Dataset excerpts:

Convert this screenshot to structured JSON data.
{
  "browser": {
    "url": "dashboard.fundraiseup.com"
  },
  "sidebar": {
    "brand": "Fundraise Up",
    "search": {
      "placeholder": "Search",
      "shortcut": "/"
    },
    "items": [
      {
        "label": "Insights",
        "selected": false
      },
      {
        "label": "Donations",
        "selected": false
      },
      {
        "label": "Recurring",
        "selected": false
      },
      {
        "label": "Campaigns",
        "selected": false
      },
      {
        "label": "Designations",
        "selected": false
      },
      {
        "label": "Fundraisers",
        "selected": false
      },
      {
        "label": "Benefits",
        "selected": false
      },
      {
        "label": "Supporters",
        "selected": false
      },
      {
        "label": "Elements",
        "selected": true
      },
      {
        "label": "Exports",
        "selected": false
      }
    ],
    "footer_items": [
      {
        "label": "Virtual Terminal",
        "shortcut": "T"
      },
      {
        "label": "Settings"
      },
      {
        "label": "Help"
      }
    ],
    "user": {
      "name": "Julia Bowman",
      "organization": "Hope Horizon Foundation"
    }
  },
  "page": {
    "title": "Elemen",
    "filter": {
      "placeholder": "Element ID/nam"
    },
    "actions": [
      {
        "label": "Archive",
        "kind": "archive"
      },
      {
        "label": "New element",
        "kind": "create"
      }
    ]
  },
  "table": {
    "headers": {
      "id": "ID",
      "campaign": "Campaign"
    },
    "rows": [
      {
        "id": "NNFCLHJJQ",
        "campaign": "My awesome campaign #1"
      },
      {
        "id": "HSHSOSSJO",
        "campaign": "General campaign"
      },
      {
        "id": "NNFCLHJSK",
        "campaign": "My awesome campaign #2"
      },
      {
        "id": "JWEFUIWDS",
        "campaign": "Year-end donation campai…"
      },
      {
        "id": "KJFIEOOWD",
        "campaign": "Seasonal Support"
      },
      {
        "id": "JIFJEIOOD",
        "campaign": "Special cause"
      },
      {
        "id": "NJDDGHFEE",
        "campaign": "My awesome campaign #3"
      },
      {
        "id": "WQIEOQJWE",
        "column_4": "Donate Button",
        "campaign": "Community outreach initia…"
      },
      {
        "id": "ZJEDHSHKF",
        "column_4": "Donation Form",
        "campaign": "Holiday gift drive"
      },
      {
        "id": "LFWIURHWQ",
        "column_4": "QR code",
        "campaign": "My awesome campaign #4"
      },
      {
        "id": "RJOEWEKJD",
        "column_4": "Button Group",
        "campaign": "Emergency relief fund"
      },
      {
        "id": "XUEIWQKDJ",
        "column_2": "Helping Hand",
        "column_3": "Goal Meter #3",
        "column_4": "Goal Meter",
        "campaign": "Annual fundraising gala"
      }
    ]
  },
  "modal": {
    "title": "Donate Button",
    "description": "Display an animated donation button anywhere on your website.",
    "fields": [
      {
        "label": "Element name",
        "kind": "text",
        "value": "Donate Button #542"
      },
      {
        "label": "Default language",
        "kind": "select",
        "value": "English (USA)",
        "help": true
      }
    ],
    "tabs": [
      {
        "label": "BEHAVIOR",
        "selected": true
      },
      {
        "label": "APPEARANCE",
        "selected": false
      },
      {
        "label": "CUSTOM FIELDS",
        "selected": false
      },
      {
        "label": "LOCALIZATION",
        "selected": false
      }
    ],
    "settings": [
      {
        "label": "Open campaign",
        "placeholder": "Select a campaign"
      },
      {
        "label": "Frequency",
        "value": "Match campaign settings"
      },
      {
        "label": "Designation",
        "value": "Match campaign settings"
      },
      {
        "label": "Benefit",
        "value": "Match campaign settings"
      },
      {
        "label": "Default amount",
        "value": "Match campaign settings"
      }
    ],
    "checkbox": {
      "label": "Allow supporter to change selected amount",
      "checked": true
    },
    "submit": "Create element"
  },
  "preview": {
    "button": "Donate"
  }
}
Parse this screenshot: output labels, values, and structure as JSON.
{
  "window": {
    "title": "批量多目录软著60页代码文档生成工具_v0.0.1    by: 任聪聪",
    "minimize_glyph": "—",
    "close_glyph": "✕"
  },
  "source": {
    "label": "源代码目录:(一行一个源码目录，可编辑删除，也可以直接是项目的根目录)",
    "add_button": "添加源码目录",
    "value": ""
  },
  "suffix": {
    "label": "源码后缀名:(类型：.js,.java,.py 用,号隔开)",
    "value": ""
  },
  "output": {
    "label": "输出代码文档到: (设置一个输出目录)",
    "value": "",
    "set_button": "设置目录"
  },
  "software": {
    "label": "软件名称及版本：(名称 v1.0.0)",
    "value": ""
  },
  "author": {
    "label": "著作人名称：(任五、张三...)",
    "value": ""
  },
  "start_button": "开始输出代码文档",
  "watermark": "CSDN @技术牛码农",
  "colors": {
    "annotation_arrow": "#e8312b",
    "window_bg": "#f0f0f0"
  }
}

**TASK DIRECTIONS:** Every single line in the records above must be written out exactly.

**TASK OUTPUT:**
Convert this screenshot to structured JSON data.
{
  "browser": {
    "url": "dashboard.fundraiseup.com"
  },
  "sidebar": {
    "brand": "Fundraise Up",
    "search": {
      "placeholder": "Search",
      "shortcut": "/"
    },
    "items": [
      {
        "label": "Insights",
        "selected": false
      },
      {
        "label": "Donations",
        "selected": false
      },
      {
        "label": "Recurring",
        "selected": false
      },
      {
        "label": "Campaigns",
        "selected": false
      },
      {
        "label": "Designations",
        "selected": false
      },
      {
        "label": "Fundraisers",
        "selected": false
      },
      {
        "label": "Benefits",
        "selected": false
      },
      {
        "label": "Supporters",
        "selected": false
      },
      {
        "label": "Elements",
        "selected": true
      },
      {
        "label": "Exports",
        "selected": false
      }
    ],
    "footer_items": [
      {
        "label": "Virtual Terminal",
        "shortcut": "T"
      },
      {
        "label": "Settings"
      },
      {
        "label": "Help"
      }
    ],
    "user": {
      "name": "Julia Bowman",
      "organization": "Hope Horizon Foundation"
    }
  },
  "page": {
    "title": "Elemen",
    "filter": {
      "placeholder": "Element ID/nam"
    },
    "actions": [
      {
        "label": "Archive",
        "kind": "archive"
      },
      {
        "label": "New element",
        "kind": "create"
      }
    ]
  },
  "table": {
    "headers": {
      "id": "ID",
      "campaign": "Campaign"
    },
    "rows": [
      {
        "id": "NNFCLHJJQ",
        "campaign": "My awesome campaign #1"
      },
      {
        "id": "HSHSOSSJO",
        "campaign": "General campaign"
      },
      {
        "id": "NNFCLHJSK",
        "campaign": "My awesome campaign #2"
      },
      {
        "id": "JWEFUIWDS",
        "campaign": "Year-end donation campai…"
      },
      {
        "id": "KJFIEOOWD",
        "campaign": "Seasonal Support"
      },
      {
        "id": "JIFJEIOOD",
        "campaign": "Special cause"
      },
      {
        "id": "NJDDGHFEE",
        "campaign": "My awesome campaign #3"
      },
      {
        "id": "WQIEOQJWE",
        "column_4": "Donate Button",
        "campaign": "Community outreach initia…"
      },
      {
        "id": "ZJEDHSHKF",
        "column_4": "Donation Form",
        "campaign": "Holiday gift drive"
      },
      {
        "id": "LFWIURHWQ",
        "column_4": "QR code",
        "campaign": "My awesome campaign #4"
      },
      {
        "id": "RJOEWEKJD",
        "column_4": "Button Group",
        "campaign": "Emergency relief fund"
      },
      {
        "id": "XUEIWQKDJ",
        "column_2": "Helping Hand",
        "column_3": "Goal Meter #3",
        "column_4": "Goal Meter",
        "campaign": "Annual fundraising gala"
      }
    ]
  },
  "modal": {
    "title": "Donate Button",
    "description": "Display an animated donation button anywhere on your website.",
    "fields": [
      {
        "label": "Element name",
        "kind": "text",
        "value": "Donate Button #542"
      },
      {
        "label": "Default language",
        "kind": "select",
        "value": "English (USA)",
        "help": true
      }
    ],
    "tabs": [
      {
        "label": "BEHAVIOR",
        "selected": true
      },
      {
        "label": "APPEARANCE",
        "selected": false
      },
      {
        "label": "CUSTOM FIELDS",
        "selected": false
      },
      {
        "label": "LOCALIZATION",
        "selected": false
      }
    ],
    "settings": [
      {
        "label": "Open campaign",
        "placeholder": "Select a campaign"
      },
      {
        "label": "Frequency",
        "value": "Match campaign settings"
      },
      {
        "label": "Designation",
        "value": "Match campaign settings"
      },
      {
        "label": "Benefit",
        "value": "Match campaign settings"
      },
      {
        "label": "Default amount",
        "value": "Match campaign settings"
      }
    ],
    "checkbox": {
      "label": "Allow supporter to change selected amount",
      "checked": true
    },
    "submit": "Create element"
  },
  "preview": {
    "button": "Donate"
  }
}
Parse this screenshot: output labels, values, and structure as JSON.
{
  "window": {
    "title": "批量多目录软著60页代码文档生成工具_v0.0.1    by: 任聪聪",
    "minimize_glyph": "—",
    "close_glyph": "✕"
  },
  "source": {
    "label": "源代码目录:(一行一个源码目录，可编辑删除，也可以直接是项目的根目录)",
    "add_button": "添加源码目录",
    "value": ""
  },
  "suffix": {
    "label": "源码后缀名:(类型：.js,.java,.py 用,号隔开)",
    "value": ""
  },
  "output": {
    "label": "输出代码文档到: (设置一个输出目录)",
    "value": "",
    "set_button": "设置目录"
  },
  "software": {
    "label": "软件名称及版本：(名称 v1.0.0)",
    "value": ""
  },
  "author": {
    "label": "著作人名称：(任五、张三...)",
    "value": ""
  },
  "start_button": "开始输出代码文档",
  "watermark": "CSDN @技术牛码农",
  "colors": {
    "annotation_arrow": "#e8312b",
    "window_bg": "#f0f0f0"
  }
}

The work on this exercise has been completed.